There are so many variations in directory setups between any two developers that common sense will have to be applied to get the batch file functioning correctly. What’s in it is straightforward and should not pose any problems.
This article has been aimed at guiding you through the process of creating an all-assembly .DLL module for the extreme situations that might warrant it. Beyond what’s been covered here, the rest of what’s involved is simply creating your functions as you normally would in ASM.
Using ASM in high-demand situations can potentially save thousands and thousands of cumulative man-hours for a team of developers over being restricted to inline assembly or intrinsics – depending, of course, on the specific situation. For example, in today’s world, it’s considered normal for compiles that inherently require seconds to complete to take hours. Creating ASM-coded .DLL modules opens up the power of the entire language. If you have Visual Studio, you can use ml64.exe and the C++ linker; if you use another language you can use its linker and any number of alternative assemblers available online. Of course, if you use another assembler besides Microsoft’s, you’ll have to adjust the code and data snippets shown here for the particulars of that assembler.
Creating just one .DLL project using the direction in this article should be all that’s needed to make any developer comfortable with the process, illustrating how relatively simple the task really is.
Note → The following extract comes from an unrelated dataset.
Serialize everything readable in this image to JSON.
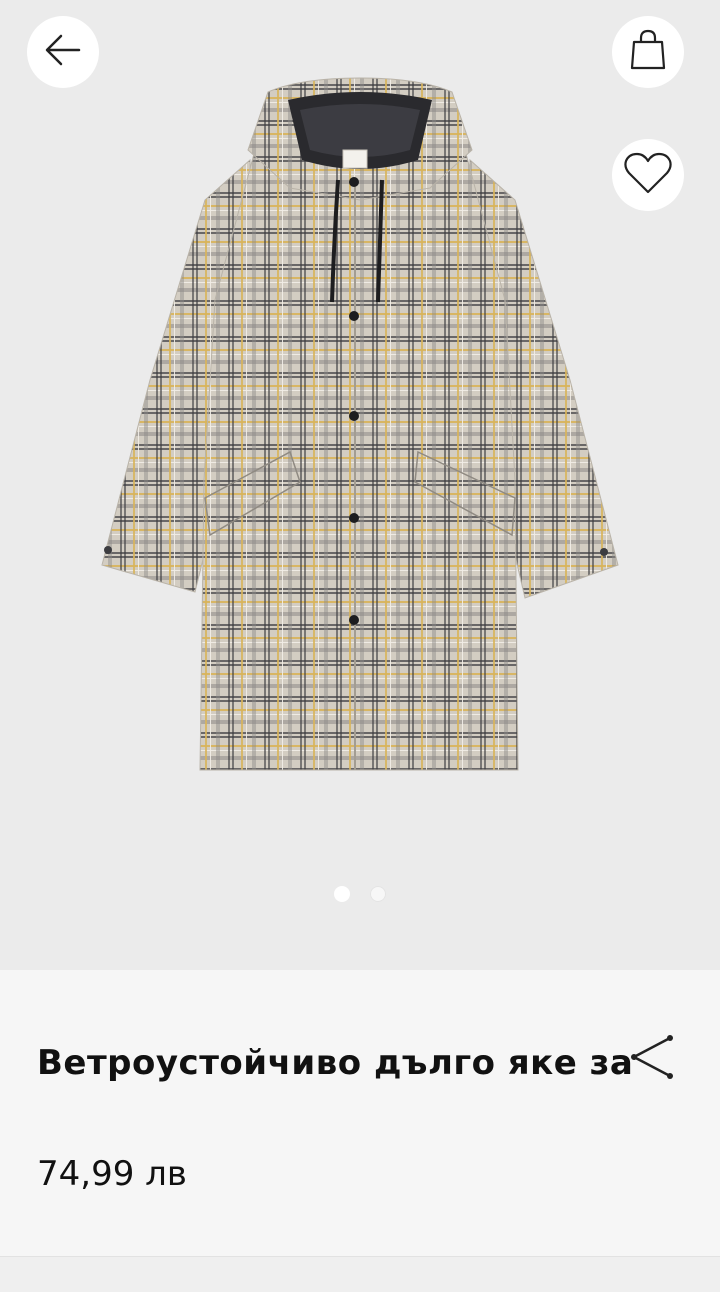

There are situations in the real world that demand special handling. Being properly armed with the capability to apply ASM to a given task when it’s called for can translate to enormous time savings for many developers and end users over time. Assessing the situation realistically, windows is so bogged down with machine-specific dependencies, OS dependencies, and dependencies on dependencies, with ten gazillion versions of all the above on any given day, nothing about adding an assembly language .DLL to your project should be out of line.